DATASET RECORDS: Begin

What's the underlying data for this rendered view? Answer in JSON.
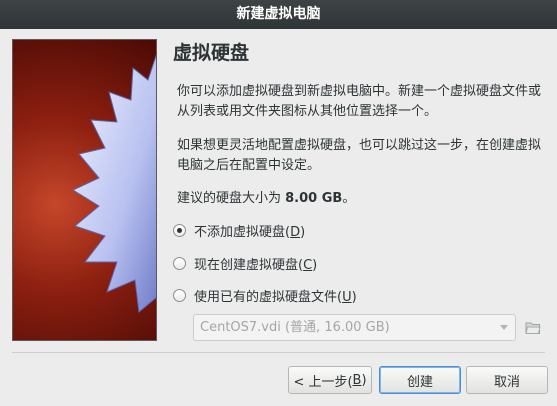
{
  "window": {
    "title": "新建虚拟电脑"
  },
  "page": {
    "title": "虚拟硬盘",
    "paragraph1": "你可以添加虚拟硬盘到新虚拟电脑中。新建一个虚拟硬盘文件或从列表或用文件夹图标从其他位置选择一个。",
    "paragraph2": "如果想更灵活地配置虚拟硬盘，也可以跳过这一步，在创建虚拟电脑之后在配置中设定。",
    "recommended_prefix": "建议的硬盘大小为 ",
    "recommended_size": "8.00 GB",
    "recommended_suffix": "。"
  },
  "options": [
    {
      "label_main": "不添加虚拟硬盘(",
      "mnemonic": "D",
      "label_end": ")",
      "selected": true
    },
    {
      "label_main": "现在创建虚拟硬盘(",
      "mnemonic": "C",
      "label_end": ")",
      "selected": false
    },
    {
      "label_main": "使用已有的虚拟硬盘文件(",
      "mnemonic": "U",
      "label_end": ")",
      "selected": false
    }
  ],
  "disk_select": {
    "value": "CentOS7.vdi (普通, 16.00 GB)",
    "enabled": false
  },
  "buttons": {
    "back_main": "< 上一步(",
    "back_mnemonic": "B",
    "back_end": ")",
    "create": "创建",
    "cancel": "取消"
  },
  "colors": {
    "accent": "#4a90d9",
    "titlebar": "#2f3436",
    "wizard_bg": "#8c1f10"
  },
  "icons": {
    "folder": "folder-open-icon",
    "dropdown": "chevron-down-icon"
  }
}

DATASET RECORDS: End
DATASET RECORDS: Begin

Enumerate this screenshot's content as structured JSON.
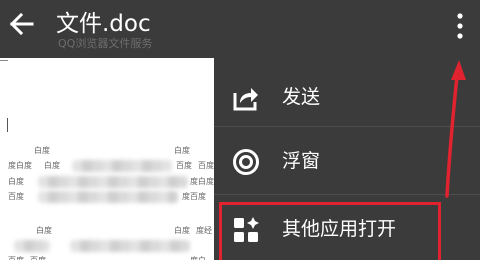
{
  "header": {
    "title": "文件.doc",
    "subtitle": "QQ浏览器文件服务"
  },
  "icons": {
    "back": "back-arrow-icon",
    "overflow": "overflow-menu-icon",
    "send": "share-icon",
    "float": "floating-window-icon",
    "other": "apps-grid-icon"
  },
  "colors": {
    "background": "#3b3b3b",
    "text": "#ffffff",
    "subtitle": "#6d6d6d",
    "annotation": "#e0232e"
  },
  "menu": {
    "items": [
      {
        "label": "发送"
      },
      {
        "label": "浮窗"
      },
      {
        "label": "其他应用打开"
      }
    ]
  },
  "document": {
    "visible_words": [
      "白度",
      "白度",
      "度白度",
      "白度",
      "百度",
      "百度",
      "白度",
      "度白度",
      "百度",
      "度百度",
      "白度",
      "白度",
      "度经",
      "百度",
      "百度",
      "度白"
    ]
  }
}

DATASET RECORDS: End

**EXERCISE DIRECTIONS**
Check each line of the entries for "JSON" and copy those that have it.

**EXERCISE OUTPUT**
What's the underlying data for this rendered view? Answer in JSON.
Enumerate this screenshot's content as structured JSON.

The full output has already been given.